==== Data ====

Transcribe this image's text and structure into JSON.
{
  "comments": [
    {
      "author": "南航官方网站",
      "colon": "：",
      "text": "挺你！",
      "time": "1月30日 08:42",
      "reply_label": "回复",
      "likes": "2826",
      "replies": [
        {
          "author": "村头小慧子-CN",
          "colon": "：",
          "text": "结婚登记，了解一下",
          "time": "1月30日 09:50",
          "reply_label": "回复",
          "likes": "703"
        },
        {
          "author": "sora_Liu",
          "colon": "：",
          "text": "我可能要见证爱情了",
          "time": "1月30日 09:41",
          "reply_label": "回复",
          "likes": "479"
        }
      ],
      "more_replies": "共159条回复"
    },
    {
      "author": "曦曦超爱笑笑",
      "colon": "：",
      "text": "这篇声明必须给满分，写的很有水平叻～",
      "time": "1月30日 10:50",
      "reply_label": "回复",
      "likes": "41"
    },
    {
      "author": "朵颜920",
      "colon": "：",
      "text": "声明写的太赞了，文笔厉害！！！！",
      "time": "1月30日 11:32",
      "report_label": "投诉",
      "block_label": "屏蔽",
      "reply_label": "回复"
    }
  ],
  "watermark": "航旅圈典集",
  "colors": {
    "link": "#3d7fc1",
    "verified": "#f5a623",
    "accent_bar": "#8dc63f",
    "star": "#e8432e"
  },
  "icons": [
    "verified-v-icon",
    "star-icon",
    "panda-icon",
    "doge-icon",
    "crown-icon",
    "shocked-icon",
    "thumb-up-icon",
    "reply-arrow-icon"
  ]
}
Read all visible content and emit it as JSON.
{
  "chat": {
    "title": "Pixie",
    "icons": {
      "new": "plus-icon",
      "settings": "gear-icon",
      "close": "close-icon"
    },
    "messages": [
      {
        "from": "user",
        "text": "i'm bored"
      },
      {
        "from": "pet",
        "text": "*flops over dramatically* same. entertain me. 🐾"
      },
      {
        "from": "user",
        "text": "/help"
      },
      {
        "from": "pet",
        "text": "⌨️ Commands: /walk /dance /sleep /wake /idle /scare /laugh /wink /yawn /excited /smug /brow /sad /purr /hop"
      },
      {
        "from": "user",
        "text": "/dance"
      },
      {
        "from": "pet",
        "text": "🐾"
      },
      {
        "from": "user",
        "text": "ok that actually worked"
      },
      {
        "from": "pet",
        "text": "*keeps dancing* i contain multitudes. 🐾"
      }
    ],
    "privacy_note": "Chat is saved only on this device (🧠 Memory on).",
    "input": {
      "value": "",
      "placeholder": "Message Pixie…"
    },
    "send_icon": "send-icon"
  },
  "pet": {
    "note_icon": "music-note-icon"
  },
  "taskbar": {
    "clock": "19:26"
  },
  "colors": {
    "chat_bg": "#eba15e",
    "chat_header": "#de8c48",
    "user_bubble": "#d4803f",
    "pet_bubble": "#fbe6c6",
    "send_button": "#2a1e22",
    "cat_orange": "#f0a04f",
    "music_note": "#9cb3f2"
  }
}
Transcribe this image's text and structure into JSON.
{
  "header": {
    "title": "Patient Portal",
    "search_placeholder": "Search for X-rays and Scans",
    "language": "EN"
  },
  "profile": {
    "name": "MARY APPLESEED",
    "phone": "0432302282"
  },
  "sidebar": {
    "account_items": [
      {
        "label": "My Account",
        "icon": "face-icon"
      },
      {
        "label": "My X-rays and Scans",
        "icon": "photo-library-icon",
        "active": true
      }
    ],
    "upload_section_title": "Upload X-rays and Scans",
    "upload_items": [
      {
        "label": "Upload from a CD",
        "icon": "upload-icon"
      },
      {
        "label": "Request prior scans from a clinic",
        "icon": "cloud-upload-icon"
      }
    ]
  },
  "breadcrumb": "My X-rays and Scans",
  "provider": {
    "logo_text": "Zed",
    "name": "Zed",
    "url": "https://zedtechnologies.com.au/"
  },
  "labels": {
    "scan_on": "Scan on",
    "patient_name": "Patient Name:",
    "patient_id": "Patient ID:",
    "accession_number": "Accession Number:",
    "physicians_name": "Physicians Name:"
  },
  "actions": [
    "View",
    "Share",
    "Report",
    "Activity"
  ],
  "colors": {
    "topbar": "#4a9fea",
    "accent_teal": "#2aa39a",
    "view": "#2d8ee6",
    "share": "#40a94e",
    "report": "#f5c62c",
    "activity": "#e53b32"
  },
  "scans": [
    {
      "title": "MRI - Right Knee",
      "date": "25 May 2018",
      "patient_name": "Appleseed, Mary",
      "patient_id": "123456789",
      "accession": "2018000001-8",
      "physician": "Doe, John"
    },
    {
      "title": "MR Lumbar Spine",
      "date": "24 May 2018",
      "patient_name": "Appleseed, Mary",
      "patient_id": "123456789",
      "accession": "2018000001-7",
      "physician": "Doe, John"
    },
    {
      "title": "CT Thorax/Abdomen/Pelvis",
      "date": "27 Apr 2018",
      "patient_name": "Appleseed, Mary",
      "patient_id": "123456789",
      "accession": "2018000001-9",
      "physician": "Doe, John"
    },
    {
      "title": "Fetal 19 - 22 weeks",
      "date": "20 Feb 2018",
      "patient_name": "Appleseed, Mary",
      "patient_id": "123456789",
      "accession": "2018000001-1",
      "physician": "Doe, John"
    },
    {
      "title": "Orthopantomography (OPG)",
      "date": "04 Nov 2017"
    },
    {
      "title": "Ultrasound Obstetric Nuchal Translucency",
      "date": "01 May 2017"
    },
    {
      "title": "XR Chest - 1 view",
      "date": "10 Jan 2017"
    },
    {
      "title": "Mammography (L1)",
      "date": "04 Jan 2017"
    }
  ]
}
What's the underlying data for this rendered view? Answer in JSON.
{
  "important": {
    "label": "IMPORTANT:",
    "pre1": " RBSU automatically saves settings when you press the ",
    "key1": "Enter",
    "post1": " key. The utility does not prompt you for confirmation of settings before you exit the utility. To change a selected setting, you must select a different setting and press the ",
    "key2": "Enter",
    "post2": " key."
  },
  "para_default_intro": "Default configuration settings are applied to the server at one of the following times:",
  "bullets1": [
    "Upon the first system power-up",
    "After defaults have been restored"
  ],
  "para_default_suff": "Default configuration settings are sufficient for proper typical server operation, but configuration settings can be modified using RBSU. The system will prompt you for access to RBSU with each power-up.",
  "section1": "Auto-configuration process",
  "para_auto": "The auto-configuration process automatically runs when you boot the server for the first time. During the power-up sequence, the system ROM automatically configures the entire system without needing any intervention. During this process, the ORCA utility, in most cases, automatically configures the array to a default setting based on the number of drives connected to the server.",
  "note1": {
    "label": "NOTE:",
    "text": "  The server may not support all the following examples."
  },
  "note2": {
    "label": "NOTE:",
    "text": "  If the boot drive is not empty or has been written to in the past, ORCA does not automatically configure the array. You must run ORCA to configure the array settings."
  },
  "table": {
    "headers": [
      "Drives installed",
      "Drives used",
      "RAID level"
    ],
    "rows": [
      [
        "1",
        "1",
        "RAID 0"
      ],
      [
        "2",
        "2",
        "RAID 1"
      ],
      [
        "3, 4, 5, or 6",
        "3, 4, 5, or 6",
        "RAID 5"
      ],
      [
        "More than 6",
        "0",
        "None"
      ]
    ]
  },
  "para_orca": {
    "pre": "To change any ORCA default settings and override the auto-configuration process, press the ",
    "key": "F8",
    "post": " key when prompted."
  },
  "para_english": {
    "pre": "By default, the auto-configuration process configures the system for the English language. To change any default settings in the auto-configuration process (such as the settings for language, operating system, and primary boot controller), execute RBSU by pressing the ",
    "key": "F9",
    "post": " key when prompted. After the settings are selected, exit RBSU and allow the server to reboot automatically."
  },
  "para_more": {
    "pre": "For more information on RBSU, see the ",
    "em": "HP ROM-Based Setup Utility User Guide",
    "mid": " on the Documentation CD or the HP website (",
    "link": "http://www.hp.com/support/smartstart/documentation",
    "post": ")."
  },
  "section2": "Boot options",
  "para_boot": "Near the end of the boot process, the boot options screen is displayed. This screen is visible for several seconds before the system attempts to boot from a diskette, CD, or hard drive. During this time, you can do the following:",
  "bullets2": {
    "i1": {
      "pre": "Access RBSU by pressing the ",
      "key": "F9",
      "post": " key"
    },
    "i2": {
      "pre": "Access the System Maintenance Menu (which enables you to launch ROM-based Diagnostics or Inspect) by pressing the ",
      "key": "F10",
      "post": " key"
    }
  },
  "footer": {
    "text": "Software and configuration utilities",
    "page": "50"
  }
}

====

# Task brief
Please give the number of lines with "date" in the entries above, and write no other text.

# Answer space
8